This timely collection of accessible essays interrogate queer television at the start of the twenty-first century.
The complex political, cultural and economic milieu requires new terms and conceptual frameworks to study television and media through a queer lens. Gathering a range of well-known scholars the book takes on the relationship between sexual identity, desire, and television, breaking new ground in a context where existing critical vocabularies and research paradigms no longer hold sway in the ways they used to. The anthology sets out to confound conventional categories used to organize queer television scholarship, like "programming," "industry," "audience," "genre," and "activism." Instead, the anthology mobilizes three new terms - resonance, narrative affordance, and representational repair - creating new queer tools for studying digital television in the contemporary age.
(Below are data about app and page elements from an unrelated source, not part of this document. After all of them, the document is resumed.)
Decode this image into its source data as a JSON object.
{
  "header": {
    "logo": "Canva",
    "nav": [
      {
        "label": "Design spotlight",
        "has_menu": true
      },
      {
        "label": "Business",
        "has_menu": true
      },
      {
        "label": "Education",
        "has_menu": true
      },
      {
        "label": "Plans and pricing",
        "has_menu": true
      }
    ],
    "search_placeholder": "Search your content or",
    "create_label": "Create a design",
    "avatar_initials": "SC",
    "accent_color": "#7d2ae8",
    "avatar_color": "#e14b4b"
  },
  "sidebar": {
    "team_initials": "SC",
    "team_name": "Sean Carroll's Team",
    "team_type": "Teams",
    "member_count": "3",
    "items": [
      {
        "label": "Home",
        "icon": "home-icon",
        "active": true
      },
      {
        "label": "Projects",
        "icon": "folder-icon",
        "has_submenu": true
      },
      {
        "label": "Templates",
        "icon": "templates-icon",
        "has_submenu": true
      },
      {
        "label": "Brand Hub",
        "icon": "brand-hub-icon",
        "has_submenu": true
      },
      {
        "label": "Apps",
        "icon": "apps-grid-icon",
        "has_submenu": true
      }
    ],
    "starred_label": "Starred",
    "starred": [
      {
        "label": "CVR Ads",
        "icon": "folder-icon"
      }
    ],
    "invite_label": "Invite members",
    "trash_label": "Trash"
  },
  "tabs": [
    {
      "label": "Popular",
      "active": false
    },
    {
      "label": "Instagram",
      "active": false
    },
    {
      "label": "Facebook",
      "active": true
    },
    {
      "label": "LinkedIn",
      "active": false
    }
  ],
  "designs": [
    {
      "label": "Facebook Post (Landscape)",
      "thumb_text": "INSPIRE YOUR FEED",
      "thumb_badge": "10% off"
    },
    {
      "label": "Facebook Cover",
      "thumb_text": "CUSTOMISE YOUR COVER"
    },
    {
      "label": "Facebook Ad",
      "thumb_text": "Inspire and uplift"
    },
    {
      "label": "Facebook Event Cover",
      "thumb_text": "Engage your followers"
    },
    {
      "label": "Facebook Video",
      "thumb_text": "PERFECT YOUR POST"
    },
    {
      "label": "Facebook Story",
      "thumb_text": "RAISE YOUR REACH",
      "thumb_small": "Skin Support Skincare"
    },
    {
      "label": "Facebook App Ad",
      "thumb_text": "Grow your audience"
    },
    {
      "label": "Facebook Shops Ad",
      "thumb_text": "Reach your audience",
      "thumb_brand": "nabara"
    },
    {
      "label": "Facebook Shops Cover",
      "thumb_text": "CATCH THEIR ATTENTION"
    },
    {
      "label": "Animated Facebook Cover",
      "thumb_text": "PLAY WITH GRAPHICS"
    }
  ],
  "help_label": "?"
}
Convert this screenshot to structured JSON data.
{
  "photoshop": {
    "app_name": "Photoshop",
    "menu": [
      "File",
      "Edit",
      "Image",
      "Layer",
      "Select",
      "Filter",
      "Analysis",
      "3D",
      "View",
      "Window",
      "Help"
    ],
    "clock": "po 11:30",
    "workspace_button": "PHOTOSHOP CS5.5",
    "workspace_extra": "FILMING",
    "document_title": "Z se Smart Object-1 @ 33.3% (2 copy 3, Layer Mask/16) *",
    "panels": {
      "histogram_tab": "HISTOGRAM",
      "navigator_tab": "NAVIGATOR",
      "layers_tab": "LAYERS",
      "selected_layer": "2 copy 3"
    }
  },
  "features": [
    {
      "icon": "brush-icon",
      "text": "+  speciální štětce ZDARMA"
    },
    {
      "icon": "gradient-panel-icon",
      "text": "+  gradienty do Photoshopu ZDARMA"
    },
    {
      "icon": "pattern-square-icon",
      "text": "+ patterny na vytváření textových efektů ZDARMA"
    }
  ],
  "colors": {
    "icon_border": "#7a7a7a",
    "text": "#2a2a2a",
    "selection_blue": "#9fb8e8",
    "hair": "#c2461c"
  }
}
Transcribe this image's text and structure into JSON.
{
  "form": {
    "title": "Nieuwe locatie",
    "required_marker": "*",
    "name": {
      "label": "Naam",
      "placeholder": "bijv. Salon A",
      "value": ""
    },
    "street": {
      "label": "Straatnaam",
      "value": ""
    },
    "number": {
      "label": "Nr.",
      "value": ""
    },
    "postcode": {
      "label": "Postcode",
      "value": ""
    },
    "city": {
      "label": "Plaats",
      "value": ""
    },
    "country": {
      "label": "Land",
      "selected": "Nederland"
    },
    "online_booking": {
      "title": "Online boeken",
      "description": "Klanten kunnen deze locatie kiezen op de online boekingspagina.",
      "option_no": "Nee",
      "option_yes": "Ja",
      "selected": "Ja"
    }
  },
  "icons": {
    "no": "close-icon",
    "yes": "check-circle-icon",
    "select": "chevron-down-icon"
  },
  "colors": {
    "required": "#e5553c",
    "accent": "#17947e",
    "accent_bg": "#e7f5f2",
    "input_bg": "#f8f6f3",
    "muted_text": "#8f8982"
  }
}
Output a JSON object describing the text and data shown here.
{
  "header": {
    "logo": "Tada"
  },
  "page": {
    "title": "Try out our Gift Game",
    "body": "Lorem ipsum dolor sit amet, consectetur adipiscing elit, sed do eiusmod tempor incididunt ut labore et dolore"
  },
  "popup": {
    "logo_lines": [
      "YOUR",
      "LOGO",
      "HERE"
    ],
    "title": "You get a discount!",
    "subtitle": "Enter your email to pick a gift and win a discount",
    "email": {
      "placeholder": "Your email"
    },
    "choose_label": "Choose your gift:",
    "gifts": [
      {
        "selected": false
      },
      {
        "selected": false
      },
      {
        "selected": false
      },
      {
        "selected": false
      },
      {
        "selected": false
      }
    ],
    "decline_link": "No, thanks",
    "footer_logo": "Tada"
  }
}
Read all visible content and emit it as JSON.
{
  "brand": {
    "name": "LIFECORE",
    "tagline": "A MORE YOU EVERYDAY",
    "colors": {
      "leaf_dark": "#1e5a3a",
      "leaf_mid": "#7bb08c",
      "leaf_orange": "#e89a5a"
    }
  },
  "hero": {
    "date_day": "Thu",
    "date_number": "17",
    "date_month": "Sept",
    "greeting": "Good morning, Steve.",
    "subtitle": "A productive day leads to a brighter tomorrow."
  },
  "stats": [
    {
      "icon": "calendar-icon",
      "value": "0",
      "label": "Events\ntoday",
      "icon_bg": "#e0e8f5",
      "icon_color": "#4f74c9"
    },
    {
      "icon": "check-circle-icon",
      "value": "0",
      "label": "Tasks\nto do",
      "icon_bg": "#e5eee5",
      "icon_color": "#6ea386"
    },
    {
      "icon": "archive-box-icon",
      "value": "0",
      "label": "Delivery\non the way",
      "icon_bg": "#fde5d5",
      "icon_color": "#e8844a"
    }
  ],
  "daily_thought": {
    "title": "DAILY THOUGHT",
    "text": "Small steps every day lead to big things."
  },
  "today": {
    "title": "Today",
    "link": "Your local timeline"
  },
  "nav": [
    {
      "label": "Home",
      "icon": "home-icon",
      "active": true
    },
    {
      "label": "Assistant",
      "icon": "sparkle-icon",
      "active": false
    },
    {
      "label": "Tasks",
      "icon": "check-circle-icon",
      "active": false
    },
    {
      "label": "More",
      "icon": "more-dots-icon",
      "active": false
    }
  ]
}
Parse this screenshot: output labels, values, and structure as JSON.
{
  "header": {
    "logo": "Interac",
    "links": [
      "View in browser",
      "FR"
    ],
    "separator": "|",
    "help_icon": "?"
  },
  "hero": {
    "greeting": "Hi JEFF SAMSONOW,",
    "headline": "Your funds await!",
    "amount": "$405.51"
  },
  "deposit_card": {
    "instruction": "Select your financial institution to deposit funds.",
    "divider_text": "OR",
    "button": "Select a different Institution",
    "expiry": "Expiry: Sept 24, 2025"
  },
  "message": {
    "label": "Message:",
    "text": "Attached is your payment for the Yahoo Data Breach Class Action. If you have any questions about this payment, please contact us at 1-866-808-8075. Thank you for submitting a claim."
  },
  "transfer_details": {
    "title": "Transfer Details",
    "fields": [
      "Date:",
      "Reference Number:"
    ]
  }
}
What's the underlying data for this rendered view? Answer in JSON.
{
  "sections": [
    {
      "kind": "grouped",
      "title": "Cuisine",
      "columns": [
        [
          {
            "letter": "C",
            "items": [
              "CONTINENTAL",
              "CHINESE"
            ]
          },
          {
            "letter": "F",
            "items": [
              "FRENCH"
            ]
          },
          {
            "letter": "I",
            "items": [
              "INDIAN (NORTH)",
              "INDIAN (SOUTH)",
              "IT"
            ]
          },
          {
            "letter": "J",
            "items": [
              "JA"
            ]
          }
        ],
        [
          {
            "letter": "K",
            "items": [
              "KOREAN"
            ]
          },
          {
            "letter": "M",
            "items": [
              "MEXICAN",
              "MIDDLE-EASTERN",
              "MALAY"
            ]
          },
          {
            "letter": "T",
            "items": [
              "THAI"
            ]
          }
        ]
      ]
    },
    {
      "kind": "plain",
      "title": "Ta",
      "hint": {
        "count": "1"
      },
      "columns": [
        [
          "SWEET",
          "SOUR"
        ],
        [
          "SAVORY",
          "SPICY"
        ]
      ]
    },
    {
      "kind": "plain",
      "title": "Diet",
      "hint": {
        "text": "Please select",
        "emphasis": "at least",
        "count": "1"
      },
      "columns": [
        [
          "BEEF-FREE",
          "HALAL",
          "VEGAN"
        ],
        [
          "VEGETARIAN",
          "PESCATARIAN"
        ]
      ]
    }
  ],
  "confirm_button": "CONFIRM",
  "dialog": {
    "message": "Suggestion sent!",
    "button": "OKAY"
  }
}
This collection is suitable for scholars and students studying queer media studies, television studies, gender studies and sexuality studies.